Pietro Bracci (1700–1773) was an Italian sculptor working in the Late Baroque manner.
He was born in Rome and became a student of Giuseppe Bartolomeo Chiari and Camillo Rusconi. His most familiar works are the colossal Oceanus or Neptune of the Trevi Fountain, Rome, after a modello by Giovanni Battista Maini, and four prominent tomb monuments in Rome.
He sculpted the figures for the tomb of Benedict XIII (1734) in Santa Maria sopra Minerva, Rome, which was designed by the architect Carlo Marchionni, and for the tomb of Benedict XIV (1763–1770) in the Basilica of Saint Peter, completed with the help of his pupil Gaspare Sibilia. The third tomb at St Peter's on which he worked commemorates Maria Clementina Sobieski (1742), wife of the "Old Pretender", James Stuart, one of the Catholic Stuart claimants to the thrones of England, Scotland and Ireland. It is one of three monuments in St. Peter's dedicated to the deposed royal line of Stuart. The sculpture is in polychrome with an image of Maria Clementina in mosaic held aloft by Charity. The monument was conceived by the architect Filippo Barigioni, who provided preliminary sketches. Bracci also designed and sculpted the polychromatic tomb of Cardinal Giuseppe Renato Imperiali (1741) in Sant'Agostino in Rome.
His best known work is the colossal Oceanus— also known as Neptune — (after 1759) of the Trevi Fountain, Rome, where he was constrained to follow a plaster modello by Giovanni Battista Maini, who died before he could execute the marble. Bracci executed the Oceanus and the tritons when he took over work on the fountain. After the death of Nicola Salvi (1751) work was halted with only the foundations built. A few years later the works were assigned to Panini who was stopped when he started to make changes to the project. Bracci took over in 1761 and finished the fountain in 1763. Nicola Salvi and Pietro Bracci were longtime friends, both being members of Arcadia and members of the confraternity of the virtuosi at the Pantheon.
There are several official busts of Benedict XIII by Bracci, and a terracotta (1724), conserved in Palazzo Venezia, Rome. The aged glare of the pope in the marble portrait was an image difficult to beautify.
Like all sculptors in Rome since the 16th century, Bracci was often called upon to restore or complete Roman sculptures, such as the Capitoline Antinous, to render them suitable for display.
Bracci had a wide range of interests as known from his manuscripts, most of them are today lost. These interests included architecture, military engineering, sundials but also Ancient Egyptian hieroglyphs.
Bracci died in Rome in 1773.
Literature and further reading
- Web Gallery of Art: Pietro Bracci
- Bruce Boucher (1998). Italian Baroque Sculpture.

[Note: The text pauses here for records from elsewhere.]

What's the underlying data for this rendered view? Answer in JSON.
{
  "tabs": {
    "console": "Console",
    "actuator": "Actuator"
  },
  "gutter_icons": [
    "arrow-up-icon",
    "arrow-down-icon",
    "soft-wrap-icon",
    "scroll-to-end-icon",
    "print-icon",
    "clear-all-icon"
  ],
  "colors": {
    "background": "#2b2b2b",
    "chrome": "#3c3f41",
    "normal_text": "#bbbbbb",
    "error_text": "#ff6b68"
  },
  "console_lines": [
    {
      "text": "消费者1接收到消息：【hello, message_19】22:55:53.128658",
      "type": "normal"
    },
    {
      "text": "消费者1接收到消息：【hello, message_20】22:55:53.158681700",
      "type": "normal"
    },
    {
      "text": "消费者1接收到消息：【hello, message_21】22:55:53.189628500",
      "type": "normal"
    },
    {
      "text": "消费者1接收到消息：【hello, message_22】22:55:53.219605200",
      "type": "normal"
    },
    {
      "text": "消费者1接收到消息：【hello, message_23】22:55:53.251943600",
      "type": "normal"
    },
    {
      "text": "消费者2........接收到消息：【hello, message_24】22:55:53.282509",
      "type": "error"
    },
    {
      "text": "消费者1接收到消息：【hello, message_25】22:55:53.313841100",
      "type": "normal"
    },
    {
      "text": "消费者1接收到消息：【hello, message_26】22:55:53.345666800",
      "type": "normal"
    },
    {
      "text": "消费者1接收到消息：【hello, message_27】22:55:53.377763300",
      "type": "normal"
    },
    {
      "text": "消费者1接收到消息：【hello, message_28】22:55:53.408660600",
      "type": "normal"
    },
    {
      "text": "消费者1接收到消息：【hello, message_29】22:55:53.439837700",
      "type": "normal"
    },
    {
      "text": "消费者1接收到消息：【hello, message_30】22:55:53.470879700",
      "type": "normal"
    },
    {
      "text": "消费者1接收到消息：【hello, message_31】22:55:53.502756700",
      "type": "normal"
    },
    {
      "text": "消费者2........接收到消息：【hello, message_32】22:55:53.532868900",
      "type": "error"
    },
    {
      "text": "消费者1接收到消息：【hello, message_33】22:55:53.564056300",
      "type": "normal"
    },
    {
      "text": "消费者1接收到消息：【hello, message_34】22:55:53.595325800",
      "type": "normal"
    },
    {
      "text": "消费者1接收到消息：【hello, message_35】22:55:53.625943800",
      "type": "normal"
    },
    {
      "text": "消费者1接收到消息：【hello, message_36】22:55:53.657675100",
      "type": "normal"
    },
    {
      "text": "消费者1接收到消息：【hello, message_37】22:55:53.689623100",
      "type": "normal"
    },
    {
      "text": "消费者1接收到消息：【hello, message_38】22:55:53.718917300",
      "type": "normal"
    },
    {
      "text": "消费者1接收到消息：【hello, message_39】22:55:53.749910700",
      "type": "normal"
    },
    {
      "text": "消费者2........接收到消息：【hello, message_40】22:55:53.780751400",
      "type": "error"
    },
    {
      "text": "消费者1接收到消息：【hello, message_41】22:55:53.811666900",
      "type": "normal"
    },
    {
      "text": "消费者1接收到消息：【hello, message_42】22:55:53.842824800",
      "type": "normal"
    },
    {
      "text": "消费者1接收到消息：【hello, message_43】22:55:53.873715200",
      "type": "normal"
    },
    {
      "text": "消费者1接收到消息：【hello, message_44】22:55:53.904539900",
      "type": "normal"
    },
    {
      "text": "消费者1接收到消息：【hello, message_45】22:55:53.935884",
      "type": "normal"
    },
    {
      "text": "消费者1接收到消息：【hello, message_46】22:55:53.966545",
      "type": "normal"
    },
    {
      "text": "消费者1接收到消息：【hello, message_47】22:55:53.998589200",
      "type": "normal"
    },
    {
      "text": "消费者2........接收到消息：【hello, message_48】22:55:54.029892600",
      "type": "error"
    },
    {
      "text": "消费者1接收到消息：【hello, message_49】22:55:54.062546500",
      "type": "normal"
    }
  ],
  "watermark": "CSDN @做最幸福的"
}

Thames & Hudson, World of Art. p. 126.
- Elisabeth Kieven and John Pinto (2001). Pietro Bracci and Eighteenth-Century Rome: Drawings for Architecture and Sculpture in the Canadian Centre for Architecture and Other Collections. p. 126.
- Kieven, Elisabeth and John Pinto., Architecture and Sculpture in Eighteenth-Century Rome: Drawings by Pietro and Virginio Bracci in the CCA and Other Collections, Penn State Press, 2001 ISBN 0-271-02008-3